While the deadline has come and gone, it was merely the start date from which companies need to be able to demonstrate GDPR compliance, and a lot of work is still required as compliance gets embedded further into everyday business processes and operations.

GDPR is not intended to act as a roadblock for business but rather to encourage businesses to drive transparency for data use and governance. It shifts how organisations have been approaching client data and aims to puts the customer back into the forefront.

You May Have Updated Your Privacy Policy, But It’s Not Enough!

Wizuda’s 5 W’s aim to help you evaluate the where, what, who, why and when of your data transfers and file sharing operations.  For example, to assess if your email processes are GDPR compliant?

1.WHAT?

First you need to understand – What personal data you process and store and if it includes special categories of data?

 

2.WHERE?

Next, you must know – Where your data is coming from? Where it is being stored? Where your data is transferred to? This should be considered both internally within your organisation as well as externally to third parties and so on. Is it being transferred outside of the EEA and if so are appropriate safeguards in place such as BCR, model contracts etc?

 

3.WHO?

Then you need to look at – Who has access to this data?  Who is it being shared with? Ensure to look at your entire supply chain e.g. Internal departments, 3rd party data processors etc.

 

4.WHY?

The next step is to understand – Why do those with access to this data, have access? What is the legal basis for them having access e.g. is it for legitimate business purposes? Should this data be transferred or shared with them?
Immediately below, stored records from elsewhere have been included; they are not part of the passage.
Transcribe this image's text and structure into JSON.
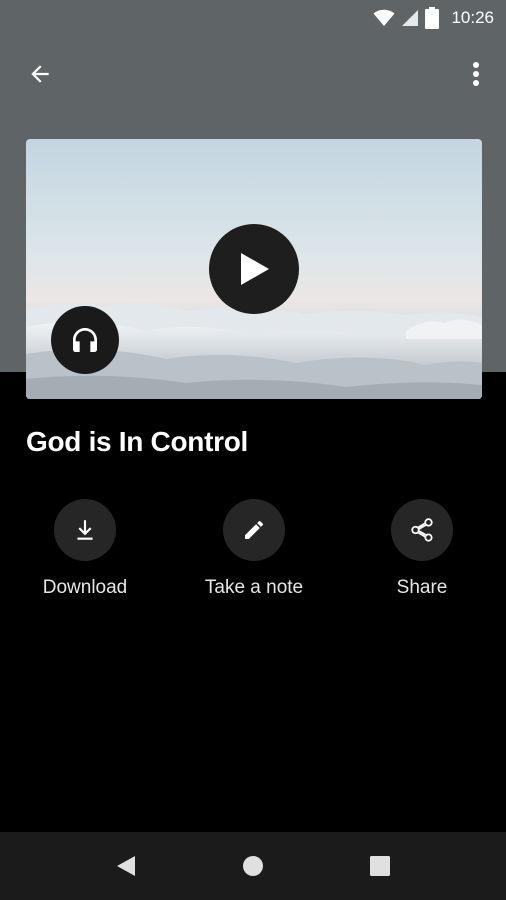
{
  "status_bar": {
    "time": "10:26",
    "icons": [
      "wifi-icon",
      "cell-signal-icon",
      "battery-icon"
    ]
  },
  "app_bar": {
    "back_icon": "arrow-left-icon",
    "menu_icon": "more-vertical-icon"
  },
  "media": {
    "thumbnail": "clouds-sky-image",
    "play_icon": "play-icon",
    "audio_icon": "headphones-icon"
  },
  "title": "God is In Control",
  "actions": [
    {
      "label": "Download",
      "icon": "download-icon"
    },
    {
      "label": "Take a note",
      "icon": "pencil-icon"
    },
    {
      "label": "Share",
      "icon": "share-icon"
    }
  ],
  "nav_bar": {
    "buttons": [
      "back-triangle-icon",
      "home-circle-icon",
      "recents-square-icon"
    ]
  },
  "colors": {
    "header_bg": "#5f6467",
    "page_bg": "#000000",
    "action_circle": "#262626",
    "nav_bg": "#1b1b1b"
  }
}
Have the appropriate technical and organisation measures been applied e.g. data encryption, data minimisation?

 

5.WHEN?
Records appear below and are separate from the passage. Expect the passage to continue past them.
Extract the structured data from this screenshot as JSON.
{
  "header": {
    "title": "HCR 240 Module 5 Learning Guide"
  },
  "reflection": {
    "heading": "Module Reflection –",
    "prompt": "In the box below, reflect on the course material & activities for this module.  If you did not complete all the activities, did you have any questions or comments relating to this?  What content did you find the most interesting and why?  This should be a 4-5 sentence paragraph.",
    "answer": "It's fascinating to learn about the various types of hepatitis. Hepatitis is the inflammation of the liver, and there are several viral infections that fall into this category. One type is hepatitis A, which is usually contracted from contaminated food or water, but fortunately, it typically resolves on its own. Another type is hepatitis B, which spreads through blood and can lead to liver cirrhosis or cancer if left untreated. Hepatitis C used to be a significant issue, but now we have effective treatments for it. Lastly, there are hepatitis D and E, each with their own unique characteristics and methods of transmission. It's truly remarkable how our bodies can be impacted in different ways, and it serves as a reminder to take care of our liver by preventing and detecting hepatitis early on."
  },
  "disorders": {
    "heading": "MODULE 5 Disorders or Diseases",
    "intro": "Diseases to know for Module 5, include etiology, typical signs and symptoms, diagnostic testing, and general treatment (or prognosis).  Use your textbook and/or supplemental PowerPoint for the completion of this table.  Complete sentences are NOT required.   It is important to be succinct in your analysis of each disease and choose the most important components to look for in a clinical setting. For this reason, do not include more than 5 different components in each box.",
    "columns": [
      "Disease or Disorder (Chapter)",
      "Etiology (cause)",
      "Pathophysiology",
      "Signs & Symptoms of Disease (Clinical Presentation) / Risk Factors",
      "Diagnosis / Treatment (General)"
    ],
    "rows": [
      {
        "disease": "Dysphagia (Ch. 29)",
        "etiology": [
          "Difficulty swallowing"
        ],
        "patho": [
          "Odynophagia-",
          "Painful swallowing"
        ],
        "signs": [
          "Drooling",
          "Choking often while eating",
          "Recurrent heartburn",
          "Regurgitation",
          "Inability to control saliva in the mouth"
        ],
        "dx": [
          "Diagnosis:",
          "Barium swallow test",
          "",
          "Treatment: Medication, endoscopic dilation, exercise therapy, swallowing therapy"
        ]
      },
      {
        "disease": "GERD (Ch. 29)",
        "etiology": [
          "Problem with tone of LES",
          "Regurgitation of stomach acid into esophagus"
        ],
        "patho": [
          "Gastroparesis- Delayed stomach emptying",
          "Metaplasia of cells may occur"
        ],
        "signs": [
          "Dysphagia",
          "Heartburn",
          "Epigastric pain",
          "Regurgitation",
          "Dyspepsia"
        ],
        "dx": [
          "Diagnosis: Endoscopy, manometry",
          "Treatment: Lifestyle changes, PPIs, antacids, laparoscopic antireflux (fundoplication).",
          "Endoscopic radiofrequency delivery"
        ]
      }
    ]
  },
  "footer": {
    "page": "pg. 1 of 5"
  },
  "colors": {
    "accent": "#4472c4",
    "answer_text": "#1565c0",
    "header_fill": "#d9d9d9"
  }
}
And finally, you need to review – When were these transfers and data sharing arrangements authorised?  Are they still valid?  Have you got the right technical solutions in place that give you a full audit trail of your organisations file sharing and data transfer activities including the authorisation workflow history for your compliance reporting?

 

Once you have assessed the 5 W’s of data transfers within your organisation, you will need to consider what your next steps should be. There will by many actions you will need to take to address compliance. Remember the GDPR is a regulation and if found to be non-compliant you risk significant fines.
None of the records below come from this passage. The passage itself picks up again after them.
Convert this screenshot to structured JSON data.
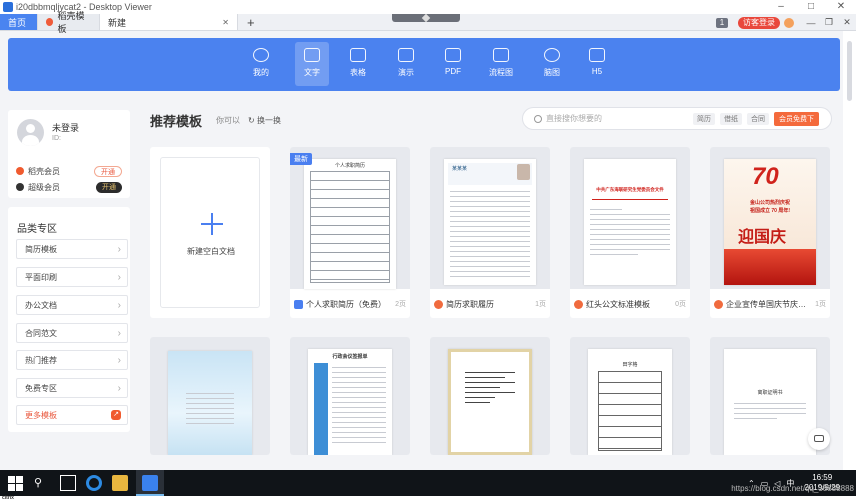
{
  "window": {
    "title": "i20dbbmqljycat2 - Desktop Viewer",
    "controls": [
      "–",
      "□",
      "✕"
    ]
  },
  "tabs": [
    {
      "label": "首页",
      "icon": "home-icon"
    },
    {
      "label": "稻壳模板",
      "icon": "daoke-logo-icon"
    },
    {
      "label": "新建",
      "close": "✕"
    }
  ],
  "tabs_right": {
    "badge": "1",
    "visitor_label": "访客登录",
    "window_controls": [
      "—",
      "❐",
      "✕"
    ]
  },
  "tools": [
    {
      "label": "我的",
      "icon": "star-icon"
    },
    {
      "label": "文字",
      "icon": "document-icon",
      "active": true
    },
    {
      "label": "表格",
      "icon": "table-icon"
    },
    {
      "label": "演示",
      "icon": "presentation-icon"
    },
    {
      "label": "PDF",
      "icon": "pdf-icon"
    },
    {
      "label": "流程图",
      "icon": "flowchart-icon"
    },
    {
      "label": "脑图",
      "icon": "mindmap-icon"
    },
    {
      "label": "H5",
      "icon": "h5-icon"
    }
  ],
  "user": {
    "name": "未登录",
    "id": "ID:",
    "members": [
      {
        "label": "稻壳会员",
        "action": "开通",
        "style": "outline"
      },
      {
        "label": "超级会员",
        "action": "开通",
        "style": "dark"
      }
    ]
  },
  "categories": {
    "title": "品类专区",
    "items": [
      "简历模板",
      "平面印刷",
      "办公文档",
      "合同范文",
      "热门推荐",
      "免费专区",
      "更多模板"
    ]
  },
  "main": {
    "title": "推荐模板",
    "maybe": "你可以",
    "switch": "换一换",
    "search_placeholder": "直接搜你想要的",
    "search_tags": [
      "简历",
      "借纸",
      "合同"
    ],
    "search_free": "会员免费下",
    "blank_label": "新建空白文档",
    "newest_badge": "最新",
    "templates_row1": [
      {
        "name": "个人求职简历（免费）",
        "pages": "2页",
        "icon_style": "blue"
      },
      {
        "name": "简历求职履历",
        "pages": "1页",
        "icon_style": "orange"
      },
      {
        "name": "红头公文标准模板",
        "pages": "0页",
        "icon_style": "orange"
      },
      {
        "name": "企业宣传单国庆节庆…",
        "pages": "1页",
        "icon_style": "orange"
      }
    ],
    "thumb_texts": {
      "resume_form_title": "个人求职简历",
      "resume_name": "某某某",
      "redhead_title": "中共广东海联研究生党委员会文件",
      "poster_headline1": "金山公司热烈庆祝",
      "poster_headline2": "祖国成立 70 周年!",
      "poster_big": "迎国庆",
      "poster_70": "70",
      "meeting_title": "行政会议签报单",
      "tianzi_title": "田字格",
      "letter_title": "离职证明书"
    }
  },
  "taskbar": {
    "time": "16:59",
    "date": "2019/9/29",
    "ime": "中",
    "tray_icons": [
      "chevron-up-icon",
      "network-icon",
      "volume-icon"
    ]
  },
  "citrix_logo": "citrix",
  "watermark": "https://blog.csdn.net/qq_38888888"
}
To learn more about Wizuda’s GDPR Compliant solutions, visit https://wizuda.com/gdpr/

Wizuda Feature in the Sunday Business Post GDPR Special

Check out our latest article in the Sunday Business Post. Wizuda’s Managing Director, Danielle Cussen, discusses the importance of putting the right procedures in place to avoid data breaches.

By implementing a secure and compliant file share solution, businesses can demonstrate they are taking GDPR seriously, as well as mitigate against the most common data breach of emailing personal data to the incorrect recipient. Click here to sign-up for your free Compliant File Share trial today.

You can read the full article below.

Sporting Wizuda!

Congratulations to the Portlaoise RFC U-17s who claimed the 2018 Leinster Premier League Title.

In a close battle that saw the first try rule come into play, the Portlaoise U17s saw victory in Naas this week against their Navan rivals.

In an action and highly skill packed game the match was bursting with intensity and kept us all at the edge of our seats. Right up to and beyond the final whistle!

Speaking about the win, Wizuda, Managing Director, Danielle Cussen said, “It’s a fantastic achievement for the guys and we’re very proud to be the team’s sponsors. For the team to have claimed two out of three victories in the provincial competitions is a wonderful achievement.”

Commercial Director Mike Ross, who used to play a bit himself, said, “I’m delighted to see this group of young men win major silverware.  A lot of work goes into achieving something like this, and it’s a credit to them and their coaches.  Hopefully we’ll see some of them go on to wear the blue of Leinster and eventually the green of Ireland!”